= Beginning of Section =
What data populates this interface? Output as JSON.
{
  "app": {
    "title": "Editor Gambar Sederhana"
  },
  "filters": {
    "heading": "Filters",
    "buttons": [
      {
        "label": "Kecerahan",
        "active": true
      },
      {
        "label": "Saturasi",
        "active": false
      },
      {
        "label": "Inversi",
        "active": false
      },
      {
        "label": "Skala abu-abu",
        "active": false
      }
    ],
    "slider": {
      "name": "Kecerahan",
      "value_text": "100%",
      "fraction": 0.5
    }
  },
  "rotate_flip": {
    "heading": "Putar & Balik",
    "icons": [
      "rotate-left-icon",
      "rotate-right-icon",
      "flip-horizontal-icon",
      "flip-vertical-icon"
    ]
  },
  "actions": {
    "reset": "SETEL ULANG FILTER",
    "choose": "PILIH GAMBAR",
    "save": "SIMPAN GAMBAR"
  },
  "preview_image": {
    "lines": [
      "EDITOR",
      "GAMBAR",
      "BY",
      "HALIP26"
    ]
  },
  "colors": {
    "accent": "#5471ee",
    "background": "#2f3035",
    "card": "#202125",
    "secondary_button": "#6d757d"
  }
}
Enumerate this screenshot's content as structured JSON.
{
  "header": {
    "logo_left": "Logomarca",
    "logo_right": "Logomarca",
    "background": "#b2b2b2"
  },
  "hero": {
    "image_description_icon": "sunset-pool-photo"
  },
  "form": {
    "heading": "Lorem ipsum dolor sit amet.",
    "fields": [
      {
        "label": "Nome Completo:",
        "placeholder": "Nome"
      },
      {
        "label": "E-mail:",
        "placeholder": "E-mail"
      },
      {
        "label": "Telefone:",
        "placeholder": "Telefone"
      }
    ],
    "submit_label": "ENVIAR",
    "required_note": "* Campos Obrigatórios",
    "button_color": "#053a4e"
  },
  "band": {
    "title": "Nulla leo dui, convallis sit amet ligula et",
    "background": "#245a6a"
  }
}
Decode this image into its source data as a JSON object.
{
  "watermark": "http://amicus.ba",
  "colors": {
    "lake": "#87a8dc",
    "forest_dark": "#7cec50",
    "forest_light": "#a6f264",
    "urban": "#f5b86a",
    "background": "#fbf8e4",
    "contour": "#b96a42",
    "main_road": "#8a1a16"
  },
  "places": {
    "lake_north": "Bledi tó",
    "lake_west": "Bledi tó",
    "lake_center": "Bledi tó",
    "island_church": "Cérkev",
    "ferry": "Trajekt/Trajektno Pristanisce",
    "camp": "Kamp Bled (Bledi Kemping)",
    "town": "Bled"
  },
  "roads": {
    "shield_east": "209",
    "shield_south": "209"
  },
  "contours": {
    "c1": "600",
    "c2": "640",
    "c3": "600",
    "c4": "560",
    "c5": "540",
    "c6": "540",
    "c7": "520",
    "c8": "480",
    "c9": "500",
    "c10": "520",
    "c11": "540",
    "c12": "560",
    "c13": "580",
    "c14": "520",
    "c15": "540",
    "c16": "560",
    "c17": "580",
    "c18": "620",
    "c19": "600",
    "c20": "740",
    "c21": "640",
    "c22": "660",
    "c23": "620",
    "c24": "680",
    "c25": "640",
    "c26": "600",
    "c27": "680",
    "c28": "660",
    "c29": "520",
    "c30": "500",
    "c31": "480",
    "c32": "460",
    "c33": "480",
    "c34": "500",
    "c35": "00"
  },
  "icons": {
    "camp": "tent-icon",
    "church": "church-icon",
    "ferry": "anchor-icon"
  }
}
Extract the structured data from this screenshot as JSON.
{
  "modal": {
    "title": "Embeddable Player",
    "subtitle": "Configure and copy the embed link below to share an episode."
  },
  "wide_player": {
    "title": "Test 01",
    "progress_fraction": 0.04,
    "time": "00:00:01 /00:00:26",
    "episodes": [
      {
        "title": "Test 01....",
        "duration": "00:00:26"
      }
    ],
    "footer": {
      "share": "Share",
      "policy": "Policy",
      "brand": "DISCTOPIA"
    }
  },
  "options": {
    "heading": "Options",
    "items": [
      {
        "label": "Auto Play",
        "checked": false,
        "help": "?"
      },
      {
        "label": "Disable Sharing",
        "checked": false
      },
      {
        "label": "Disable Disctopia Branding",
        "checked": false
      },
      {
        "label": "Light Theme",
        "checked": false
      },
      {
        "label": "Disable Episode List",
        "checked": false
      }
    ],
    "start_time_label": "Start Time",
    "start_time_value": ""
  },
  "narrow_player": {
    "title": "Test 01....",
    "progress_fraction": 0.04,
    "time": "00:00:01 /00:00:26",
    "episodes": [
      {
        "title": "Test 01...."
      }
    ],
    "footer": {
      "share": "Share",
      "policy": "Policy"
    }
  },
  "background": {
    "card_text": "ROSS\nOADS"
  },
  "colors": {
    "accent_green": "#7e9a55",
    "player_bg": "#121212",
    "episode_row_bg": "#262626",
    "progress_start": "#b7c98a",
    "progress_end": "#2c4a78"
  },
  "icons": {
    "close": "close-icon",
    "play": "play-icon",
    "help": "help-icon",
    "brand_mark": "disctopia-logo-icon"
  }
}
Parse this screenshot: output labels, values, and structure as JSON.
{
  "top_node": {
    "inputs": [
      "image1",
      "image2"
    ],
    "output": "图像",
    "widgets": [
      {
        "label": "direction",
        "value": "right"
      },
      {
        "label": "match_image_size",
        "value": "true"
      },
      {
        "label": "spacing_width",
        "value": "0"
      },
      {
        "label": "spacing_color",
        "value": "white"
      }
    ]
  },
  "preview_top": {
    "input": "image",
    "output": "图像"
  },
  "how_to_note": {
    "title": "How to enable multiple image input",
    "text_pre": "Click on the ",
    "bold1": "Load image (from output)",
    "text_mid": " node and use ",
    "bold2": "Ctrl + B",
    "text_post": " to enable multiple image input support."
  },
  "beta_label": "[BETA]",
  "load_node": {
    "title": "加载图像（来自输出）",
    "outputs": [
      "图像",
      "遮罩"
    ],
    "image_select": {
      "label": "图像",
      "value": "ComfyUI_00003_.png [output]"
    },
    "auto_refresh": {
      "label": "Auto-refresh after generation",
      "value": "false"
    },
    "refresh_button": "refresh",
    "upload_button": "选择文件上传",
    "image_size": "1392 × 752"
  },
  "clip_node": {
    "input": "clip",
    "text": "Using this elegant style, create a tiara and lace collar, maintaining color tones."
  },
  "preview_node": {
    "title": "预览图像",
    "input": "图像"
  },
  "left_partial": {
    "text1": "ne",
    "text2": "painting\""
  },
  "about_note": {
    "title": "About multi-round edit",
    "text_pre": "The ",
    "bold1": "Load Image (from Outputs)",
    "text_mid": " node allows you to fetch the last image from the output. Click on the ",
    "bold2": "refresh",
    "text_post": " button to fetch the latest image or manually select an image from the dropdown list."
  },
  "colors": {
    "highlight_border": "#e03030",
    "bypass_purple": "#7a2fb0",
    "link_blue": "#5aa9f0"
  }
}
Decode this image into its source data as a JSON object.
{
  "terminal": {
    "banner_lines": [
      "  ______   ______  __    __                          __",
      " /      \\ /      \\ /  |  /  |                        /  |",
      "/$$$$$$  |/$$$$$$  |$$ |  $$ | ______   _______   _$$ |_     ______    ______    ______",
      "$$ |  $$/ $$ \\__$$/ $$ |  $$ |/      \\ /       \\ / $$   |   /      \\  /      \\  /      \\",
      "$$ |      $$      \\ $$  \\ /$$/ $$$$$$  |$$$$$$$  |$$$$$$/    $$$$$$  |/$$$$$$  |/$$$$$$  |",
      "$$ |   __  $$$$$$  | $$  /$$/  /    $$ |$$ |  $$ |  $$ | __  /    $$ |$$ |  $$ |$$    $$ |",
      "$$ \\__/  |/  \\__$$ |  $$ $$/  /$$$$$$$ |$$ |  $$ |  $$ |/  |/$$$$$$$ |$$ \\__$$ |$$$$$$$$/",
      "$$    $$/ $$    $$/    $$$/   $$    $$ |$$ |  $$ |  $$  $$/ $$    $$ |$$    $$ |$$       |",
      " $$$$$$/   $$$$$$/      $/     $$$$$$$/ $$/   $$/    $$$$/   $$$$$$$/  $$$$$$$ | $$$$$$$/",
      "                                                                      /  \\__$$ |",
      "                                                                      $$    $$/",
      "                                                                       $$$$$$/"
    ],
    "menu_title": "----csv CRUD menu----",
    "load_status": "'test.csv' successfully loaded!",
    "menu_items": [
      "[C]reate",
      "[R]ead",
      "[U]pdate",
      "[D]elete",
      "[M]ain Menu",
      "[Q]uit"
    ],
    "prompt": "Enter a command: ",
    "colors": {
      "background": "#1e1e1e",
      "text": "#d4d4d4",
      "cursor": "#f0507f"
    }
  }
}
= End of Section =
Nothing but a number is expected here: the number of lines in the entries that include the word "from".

5